Difference between revisions of "Salaspils"
Revision as of 02:09, 26 January 2012
Salaspils Concentration camp memorial complex, about 15km southeast of Riga, is a memorabilia for the people who died there during the Nazi regime in Latvia.
Salispils concentration camp (in Deutsche: Kurtenhof) was built by the Jewish labourers captured by the Nazis during 1941. Thousands of people including 12,000 children were held here, Jews, Russian POW, and political prisoners from the Baltic states. Most of the children were sent to the concentration camp without their parents and were used as involuntary blood donors for the German military hospitals.
The memorial consists of a museum and huge statues signifying the psychological, physical and emotional turmoil of the inhabitants. The life on the camp is shown by the statues namely, The Mother, The Humiliated, The Unbroken, and Solidarity. The barracks for children have a memorial adorned with toys and flowers. The barracks were all destroyed by the Germans. The solitude of the statues, the deserted camp and the toys, gives it a dreary feeling, makes one feel very humble of one's own existence.
Getting to the Salaspils in not very easy and needs a little effort on the traveler's part. But when one visits the place, every effort put into journey seems worth it.
Take a train from Riga is the best way of getting to Salaspils.
This is a beautiful walk through the green forest and should take you about 15-20 min.

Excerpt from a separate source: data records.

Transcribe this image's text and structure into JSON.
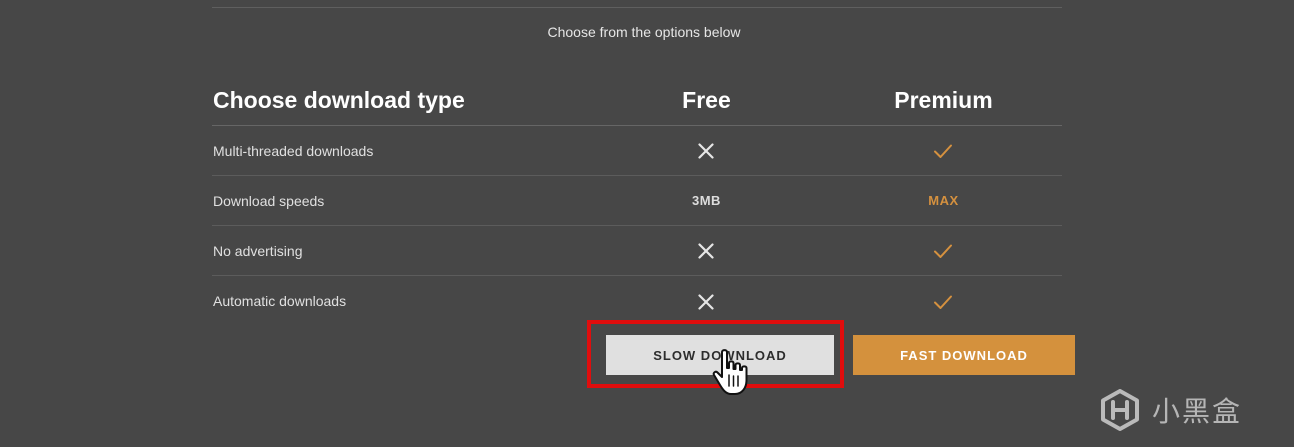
{
  "subtitle": "Choose from the options below",
  "table": {
    "header": {
      "label": "Choose download type",
      "free": "Free",
      "premium": "Premium"
    },
    "rows": [
      {
        "label": "Multi-threaded downloads",
        "free_icon": "cross-icon",
        "premium_icon": "check-icon"
      },
      {
        "label": "Download speeds",
        "free": "3MB",
        "premium": "MAX"
      },
      {
        "label": "No advertising",
        "free_icon": "cross-icon",
        "premium_icon": "check-icon"
      },
      {
        "label": "Automatic downloads",
        "free_icon": "cross-icon",
        "premium_icon": "check-icon"
      }
    ]
  },
  "buttons": {
    "slow": "SLOW DOWNLOAD",
    "fast": "FAST DOWNLOAD"
  },
  "watermark": {
    "text": "小黑盒",
    "icon": "heybox-logo-icon"
  },
  "colors": {
    "background": "#474747",
    "accent": "#d4913d",
    "highlight": "#e00d0d",
    "slow_button_bg": "#e0e0e0"
  },
  "cursor": {
    "icon": "hand-pointer-icon"
  }
}
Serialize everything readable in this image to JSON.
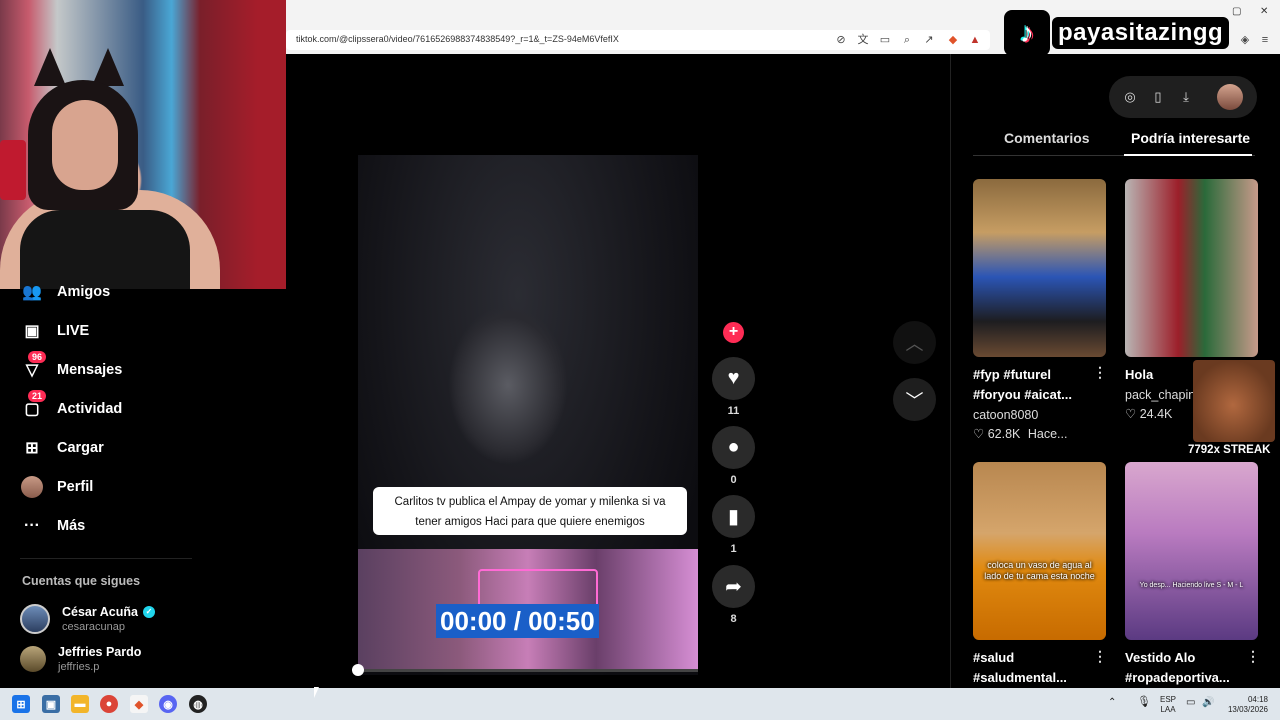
{
  "browser": {
    "url": "tiktok.com/@clipssera0/video/7616526988374838549?_r=1&_t=ZS-94eM6VfefIX"
  },
  "streamer": {
    "name": "payasitazingg",
    "logo_icon": "tiktok-logo-icon"
  },
  "sidebar": {
    "items": [
      {
        "label": "Amigos",
        "icon": "friends-icon"
      },
      {
        "label": "LIVE",
        "icon": "live-icon"
      },
      {
        "label": "Mensajes",
        "icon": "messages-icon",
        "badge": "96"
      },
      {
        "label": "Actividad",
        "icon": "activity-icon",
        "badge": "21"
      },
      {
        "label": "Cargar",
        "icon": "upload-icon"
      },
      {
        "label": "Perfil",
        "icon": "profile-avatar"
      },
      {
        "label": "Más",
        "icon": "more-icon"
      }
    ],
    "following_label": "Cuentas que sigues",
    "following": [
      {
        "name": "César Acuña",
        "username": "cesaracunap",
        "verified": true
      },
      {
        "name": "Jeffries Pardo",
        "username": "jeffries.p",
        "verified": false
      }
    ]
  },
  "video": {
    "caption": "Carlitos tv publica el Ampay de yomar y milenka si va tener amigos Haci para que quiere enemigos",
    "timecode": "00:00 / 00:50",
    "progress": 0
  },
  "actions": {
    "likes": "11",
    "comments": "0",
    "saves": "1",
    "shares": "8"
  },
  "right_panel": {
    "tabs": [
      {
        "label": "Comentarios",
        "active": false
      },
      {
        "label": "Podría interesarte",
        "active": true
      }
    ],
    "cards": [
      {
        "title": "#fyp #futurel #foryou #aicat...",
        "user": "catoon8080",
        "likes": "62.8K",
        "time": "Hace..."
      },
      {
        "title": "Hola",
        "user": "pack_chapin",
        "likes": "24.4K",
        "time": ""
      },
      {
        "title": "#salud #saludmental...",
        "img_text": "coloca un vaso de agua al lado de tu cama esta noche"
      },
      {
        "title": "Vestido Alo #ropadeportiva...",
        "img_text": "Yo desp... Haciendo live S - M - L"
      }
    ]
  },
  "meme": {
    "streak": "7792x STREAK"
  },
  "taskbar": {
    "lang_top": "ESP",
    "lang_bottom": "LAA",
    "time": "04:18",
    "date": "13/03/2026"
  },
  "colors": {
    "accent": "#fe2c55",
    "timecode_bg": "#1a5fc8"
  }
}
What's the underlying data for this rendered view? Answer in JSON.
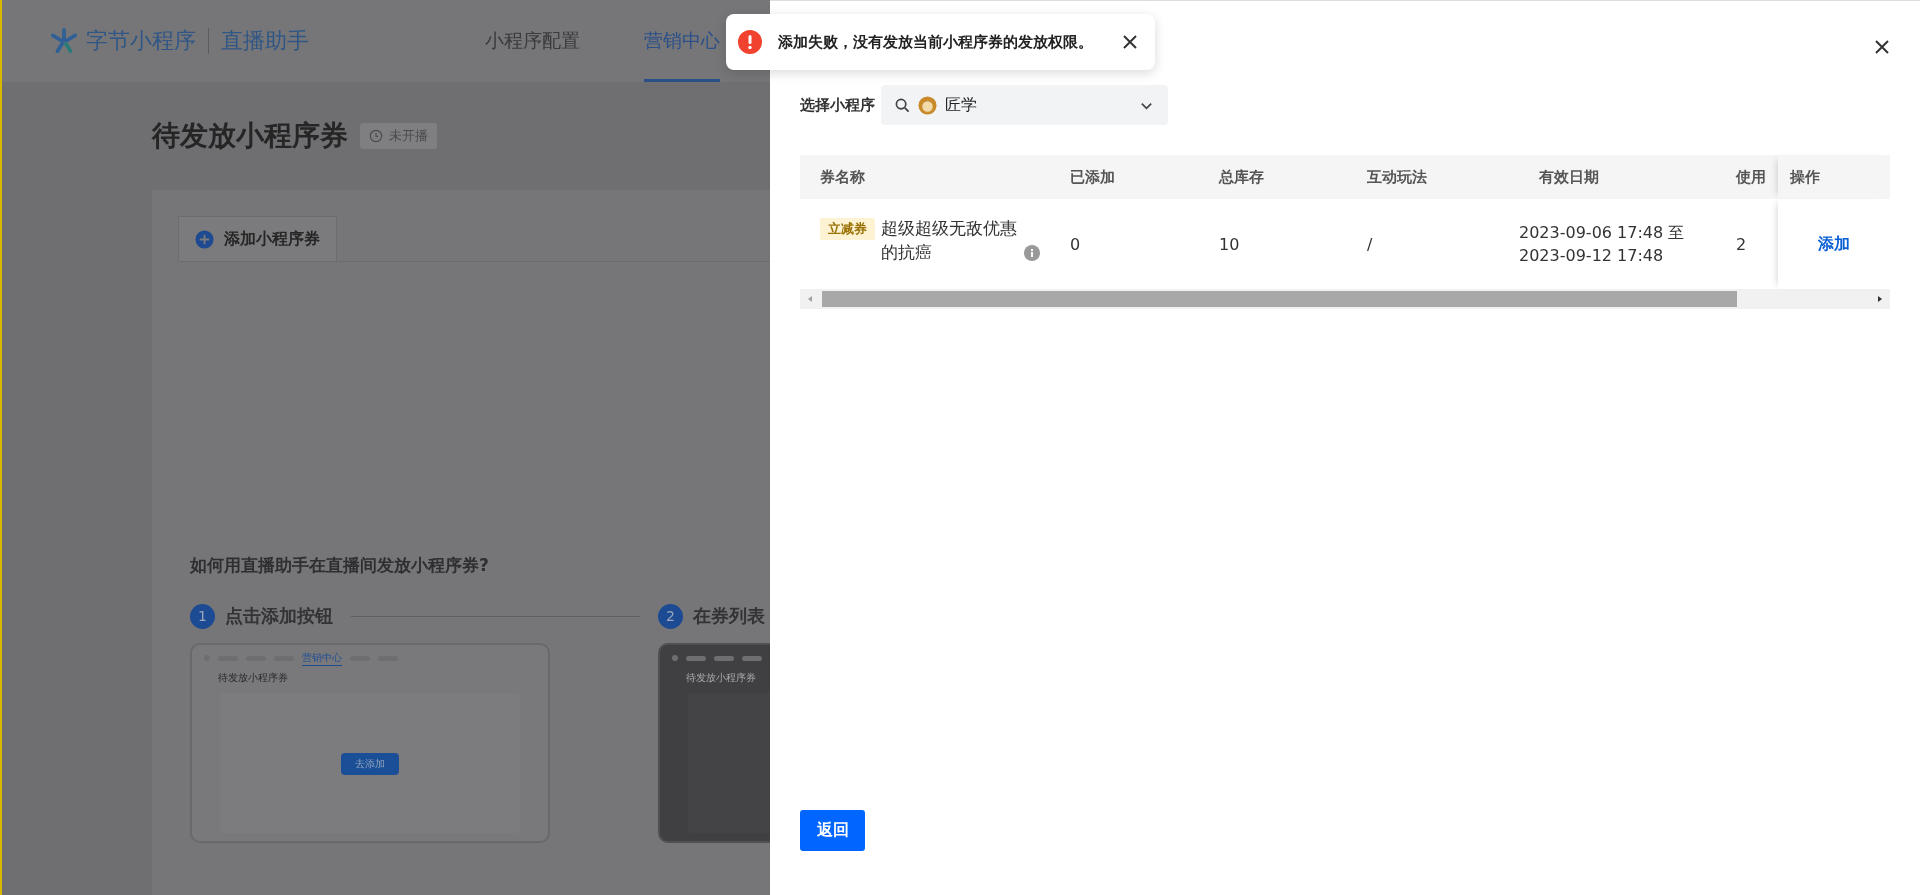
{
  "background_page": {
    "header": {
      "logo": "字节小程序",
      "product": "直播助手",
      "nav": [
        {
          "label": "小程序配置",
          "selected": false
        },
        {
          "label": "营销中心",
          "selected": true
        }
      ]
    },
    "title": "待发放小程序券",
    "status_badge": "未开播",
    "tabs": [
      {
        "label": "添加小程序券",
        "selected": true
      }
    ],
    "guide": {
      "heading": "如何用直播助手在直播间发放小程序券?",
      "steps": [
        {
          "number": "1",
          "label": "点击添加按钮",
          "preview": {
            "kind": "light",
            "nav_label": "营销中心",
            "title": "待发放小程序券",
            "button": "去添加"
          }
        },
        {
          "number": "2",
          "label": "在券列表",
          "preview": {
            "kind": "dark",
            "title": "待发放小程序券"
          }
        }
      ]
    }
  },
  "toast": {
    "kind": "error",
    "message": "添加失败，没有发放当前小程序券的发放权限。"
  },
  "drawer": {
    "selector_label": "选择小程序",
    "selector_value": "匠学",
    "table": {
      "columns": [
        "券名称",
        "已添加",
        "总库存",
        "互动玩法",
        "有效日期",
        "使用",
        "操作"
      ],
      "rows": [
        {
          "tag": "立减券",
          "name": "超级超级无敌优惠的抗癌",
          "added": "0",
          "stock": "10",
          "play": "/",
          "valid_from": "2023-09-06 17:48 至",
          "valid_to": "2023-09-12 17:48",
          "usage": "2",
          "action": "添加"
        }
      ]
    },
    "back_button": "返回"
  }
}
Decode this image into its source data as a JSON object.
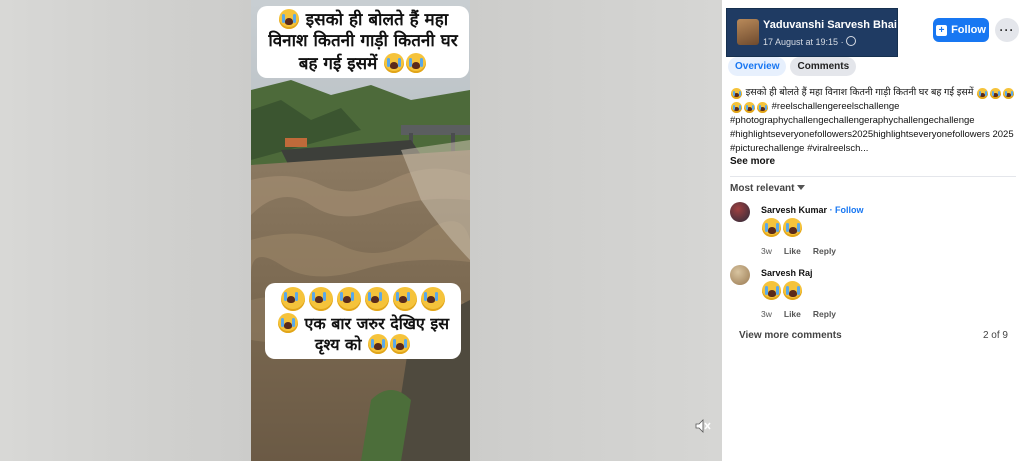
{
  "video": {
    "caption_top": "इसको ही बोलते हैं महा विनाश कितनी गाड़ी कितनी घर बह गई इसमें",
    "caption_bottom": "एक बार जरुर देखिए इस दृश्य को",
    "mute_icon": "speaker-muted-icon"
  },
  "post": {
    "author": "Yaduvanshi Sarvesh Bhai",
    "timestamp": "17 August at 19:15 ·",
    "follow_label": "Follow",
    "more_label": "···",
    "tabs": [
      {
        "label": "Overview",
        "active": true
      },
      {
        "label": "Comments",
        "active": false
      }
    ],
    "caption_text": "इसको ही बोलते हैं महा विनाश कितनी गाड़ी कितनी घर बह गई इसमें",
    "caption_hashtags": "#reelschallengereelschallenge #photographychallengechallengeraphychallengechallenge #highlightseveryonefollowers2025highlightseveryonefollowers 2025 #picturechallenge #viralreelsch...",
    "see_more": "See more"
  },
  "comments": {
    "sort_label": "Most relevant",
    "items": [
      {
        "name": "Sarvesh Kumar",
        "follow": "· Follow",
        "age": "3w",
        "like": "Like",
        "reply": "Reply"
      },
      {
        "name": "Sarvesh Raj",
        "follow": "",
        "age": "3w",
        "like": "Like",
        "reply": "Reply"
      }
    ],
    "view_more": "View more comments",
    "count": "2 of 9"
  },
  "colors": {
    "brand_blue": "#1877f2",
    "header_highlight": "#1f3b63"
  }
}
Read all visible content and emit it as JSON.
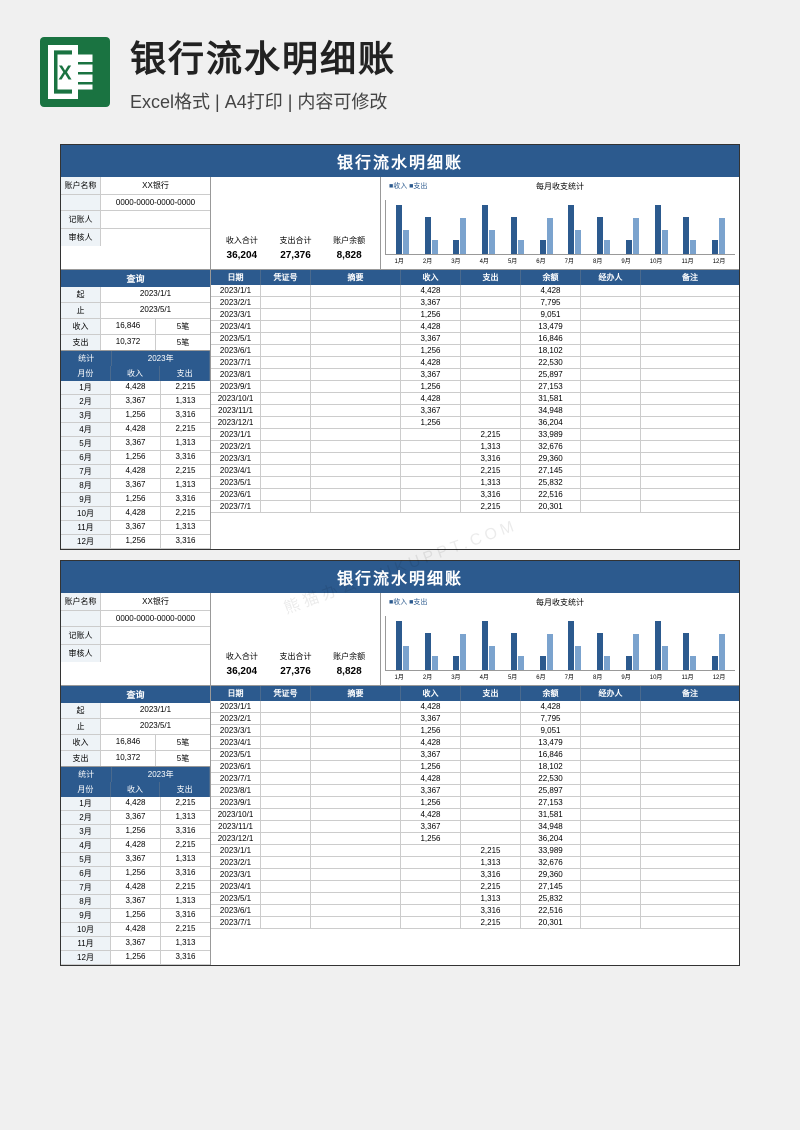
{
  "header": {
    "main_title": "银行流水明细账",
    "sub_title": "Excel格式 | A4打印 | 内容可修改"
  },
  "sheet": {
    "title": "银行流水明细账",
    "account": {
      "name_label": "账户名称",
      "name_value": "XX银行",
      "number_value": "0000-0000-0000-0000",
      "recorder_label": "记账人",
      "recorder_value": "",
      "auditor_label": "审核人",
      "auditor_value": ""
    },
    "totals": {
      "income_label": "收入合计",
      "income_value": "36,204",
      "expense_label": "支出合计",
      "expense_value": "27,376",
      "balance_label": "账户余额",
      "balance_value": "8,828"
    },
    "chart": {
      "title": "每月收支统计",
      "legend": "■收入 ■支出"
    },
    "query": {
      "header": "查询",
      "start_label": "起",
      "start_value": "2023/1/1",
      "end_label": "止",
      "end_value": "2023/5/1",
      "income_label": "收入",
      "income_value": "16,846",
      "income_count": "5笔",
      "expense_label": "支出",
      "expense_value": "10,372",
      "expense_count": "5笔"
    },
    "stats": {
      "header": "统计",
      "year": "2023年",
      "col_month": "月份",
      "col_income": "收入",
      "col_expense": "支出",
      "rows": [
        {
          "m": "1月",
          "i": "4,428",
          "e": "2,215"
        },
        {
          "m": "2月",
          "i": "3,367",
          "e": "1,313"
        },
        {
          "m": "3月",
          "i": "1,256",
          "e": "3,316"
        },
        {
          "m": "4月",
          "i": "4,428",
          "e": "2,215"
        },
        {
          "m": "5月",
          "i": "3,367",
          "e": "1,313"
        },
        {
          "m": "6月",
          "i": "1,256",
          "e": "3,316"
        },
        {
          "m": "7月",
          "i": "4,428",
          "e": "2,215"
        },
        {
          "m": "8月",
          "i": "3,367",
          "e": "1,313"
        },
        {
          "m": "9月",
          "i": "1,256",
          "e": "3,316"
        },
        {
          "m": "10月",
          "i": "4,428",
          "e": "2,215"
        },
        {
          "m": "11月",
          "i": "3,367",
          "e": "1,313"
        },
        {
          "m": "12月",
          "i": "1,256",
          "e": "3,316"
        }
      ]
    },
    "main": {
      "headers": {
        "date": "日期",
        "voucher": "凭证号",
        "summary": "摘要",
        "income": "收入",
        "expense": "支出",
        "balance": "余额",
        "handler": "经办人",
        "remark": "备注"
      },
      "rows": [
        {
          "d": "2023/1/1",
          "i": "4,428",
          "e": "",
          "b": "4,428"
        },
        {
          "d": "2023/2/1",
          "i": "3,367",
          "e": "",
          "b": "7,795"
        },
        {
          "d": "2023/3/1",
          "i": "1,256",
          "e": "",
          "b": "9,051"
        },
        {
          "d": "2023/4/1",
          "i": "4,428",
          "e": "",
          "b": "13,479"
        },
        {
          "d": "2023/5/1",
          "i": "3,367",
          "e": "",
          "b": "16,846"
        },
        {
          "d": "2023/6/1",
          "i": "1,256",
          "e": "",
          "b": "18,102"
        },
        {
          "d": "2023/7/1",
          "i": "4,428",
          "e": "",
          "b": "22,530"
        },
        {
          "d": "2023/8/1",
          "i": "3,367",
          "e": "",
          "b": "25,897"
        },
        {
          "d": "2023/9/1",
          "i": "1,256",
          "e": "",
          "b": "27,153"
        },
        {
          "d": "2023/10/1",
          "i": "4,428",
          "e": "",
          "b": "31,581"
        },
        {
          "d": "2023/11/1",
          "i": "3,367",
          "e": "",
          "b": "34,948"
        },
        {
          "d": "2023/12/1",
          "i": "1,256",
          "e": "",
          "b": "36,204"
        },
        {
          "d": "2023/1/1",
          "i": "",
          "e": "2,215",
          "b": "33,989"
        },
        {
          "d": "2023/2/1",
          "i": "",
          "e": "1,313",
          "b": "32,676"
        },
        {
          "d": "2023/3/1",
          "i": "",
          "e": "3,316",
          "b": "29,360"
        },
        {
          "d": "2023/4/1",
          "i": "",
          "e": "2,215",
          "b": "27,145"
        },
        {
          "d": "2023/5/1",
          "i": "",
          "e": "1,313",
          "b": "25,832"
        },
        {
          "d": "2023/6/1",
          "i": "",
          "e": "3,316",
          "b": "22,516"
        },
        {
          "d": "2023/7/1",
          "i": "",
          "e": "2,215",
          "b": "20,301"
        }
      ]
    }
  },
  "chart_data": {
    "type": "bar",
    "title": "每月收支统计",
    "categories": [
      "1月",
      "2月",
      "3月",
      "4月",
      "5月",
      "6月",
      "7月",
      "8月",
      "9月",
      "10月",
      "11月",
      "12月"
    ],
    "series": [
      {
        "name": "收入",
        "values": [
          4428,
          3367,
          1256,
          4428,
          3367,
          1256,
          4428,
          3367,
          1256,
          4428,
          3367,
          1256
        ]
      },
      {
        "name": "支出",
        "values": [
          2215,
          1313,
          3316,
          2215,
          1313,
          3316,
          2215,
          1313,
          3316,
          2215,
          1313,
          3316
        ]
      }
    ],
    "ylim": [
      0,
      5000
    ]
  },
  "watermark": "熊猫办公 TUKUPPT.COM"
}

There is an unpaved bicycle path from Riga to the memorial. Ask at the tourist information center and they will hand you the map.
There are several mini-buses which leave from Riga for Salaspils, at higher frequency during the day. But it is difficult to get from the Salaspils bus station to the memorial.
All in all this is an important reminder of history and deserves a visit, but this is a deserted place and having company is always advisable.
The statues and the museum are the two main attractions at this memorial. The barracks are all destroyed.
This place is neglected by the tourists and the officials, and need to be revived for the sake of the history. Because anyone who forgets the history is bound to live it again.